John's mother's lively encouragement of his imagination and creativity, reflecting her own love of fantasy and theatre, add to this explosive mix, and his sensual attachment to her is poignantly expressed , as are his other emerging sexual feelings.The betrayal of Brendan is keenly observed by Hyland, and the claustraphobic intensity of the shed scene was unforgettable.Read more ›
John becomes obsessed with the truth or falsehood of what others are telling him, and comes to believe that he has a unique gift for detecting lies. This obsession has tragic consequences for his parents' marriage, and leads to an enthralling climax.
I enjoyed the atmosphere of Dublin and the Irish countyside created by Hyland and much of the characterization is convincing, but some of the realism is not for the over-sensitive.
Comparisons t other child narrators like that in The Curious Incident of the Dog in the Night-time or David Mitchell's latest rather miss the point; this is a book about the consequences of a kind of extreme puritanism and perfectionism - the desire to make the world in the way you want it and the inabiity to fully realise that other people have lives that are outside your ken.
However, like the best child narrators, John Egan (the 12 year old central character) does evoke strong felings of sympathy (despite him being a little creepy)and sees the world with an off-kilter vision that has not yet been dulled by adulthood.
A great read.; highly recommended.
Most Recent Customer Reviews

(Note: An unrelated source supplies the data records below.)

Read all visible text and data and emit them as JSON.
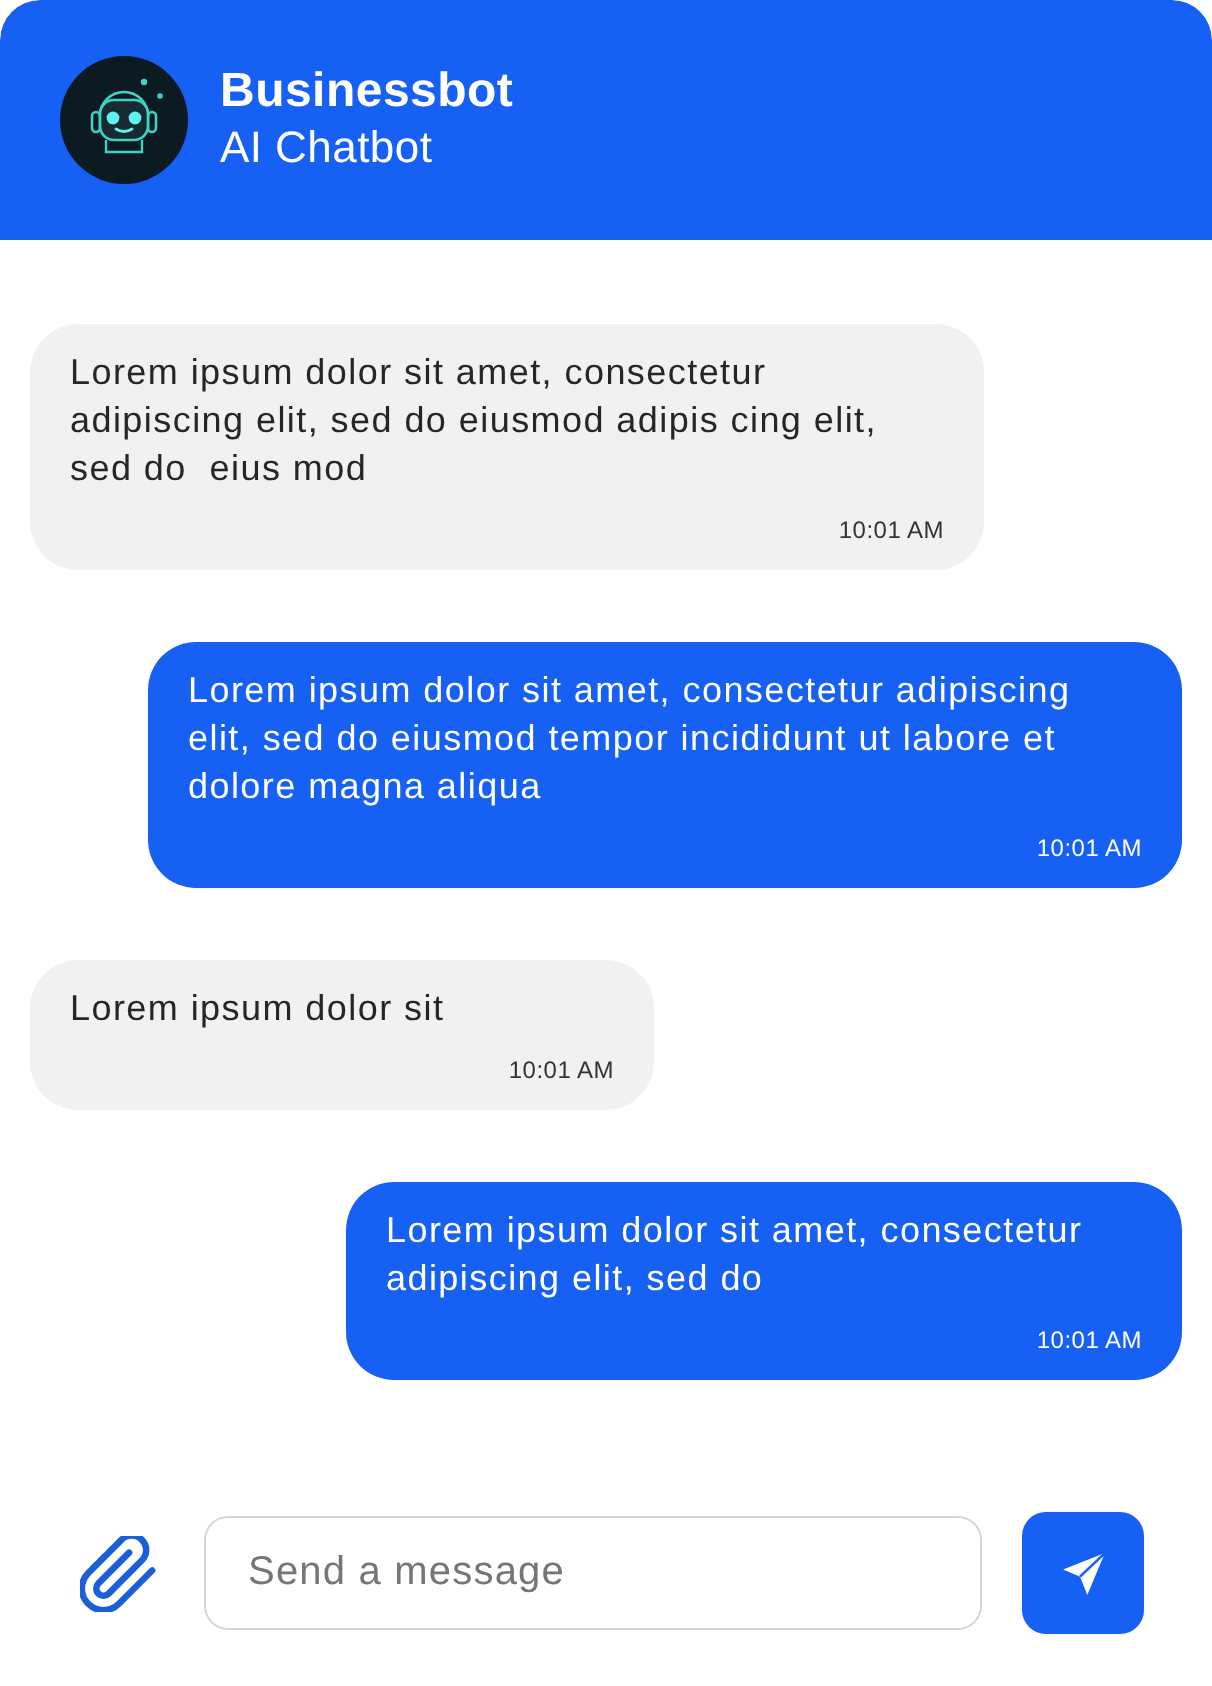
{
  "header": {
    "title": "Businessbot",
    "subtitle": "AI Chatbot"
  },
  "messages": [
    {
      "kind": "received",
      "text": "Lorem ipsum dolor sit amet, consectetur adipiscing elit, sed do eiusmod adipis cing elit, sed do  eius mod",
      "time": "10:01 AM"
    },
    {
      "kind": "sent",
      "text": "Lorem ipsum dolor sit amet, consectetur adipiscing elit, sed do eiusmod tempor incididunt ut labore et dolore magna aliqua",
      "time": "10:01 AM"
    },
    {
      "kind": "received",
      "text": "Lorem ipsum dolor sit",
      "time": "10:01 AM"
    },
    {
      "kind": "sent",
      "text": "Lorem ipsum dolor sit amet, consectetur adipiscing elit, sed do",
      "time": "10:01 AM"
    }
  ],
  "composer": {
    "placeholder": "Send a message"
  }
}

In recent years several novels have taken as their subject the mind of a disturbed child. In some the child is himself/herself a first-person narrator. Read morePublished 2 months ago by Samson
This book might deserve five stars - it was a page turner, which was quite an achievement given that it was so bleak and grim to read. Read morePublished 14 months ago by Louise Gillett
MJ conjures up the voice of a child with chilling clarity. John never wavers in his attempts to understand the world, but never gains an understanding of himself.Published 20 months ago by Kieran Marsh
Well-written but very sad book. Felt so sorry for the child involved. Couldn't say it was enjoyable to read but definitely worth reading.Published 23 months ago by Tricia
I very much liked this book. I have nothing coherent or eloquent to add at this time of the morning that has not already been said by 5* reviewers.Published on 20 May 2014 by nicola
But brilliant piece of writing.... SO well observed and believable - it stayed with me for a long time after reading... Read morePublished on 3 Mar. 2014 by katie-mac
I would corroborate what other reviewers seem to think, that this is one of Hyland's lesser works. It did not grip me quite as much as her other two (?) novels. Read morePublished on 16 Nov. 2013 by Sam
For me a great read loved this book. I am again just filling up the space with words required as I don't believe in leaving reviews a book is personal to you. Read morePublished on 28 Dec. 2012 by Mrs Lee Hill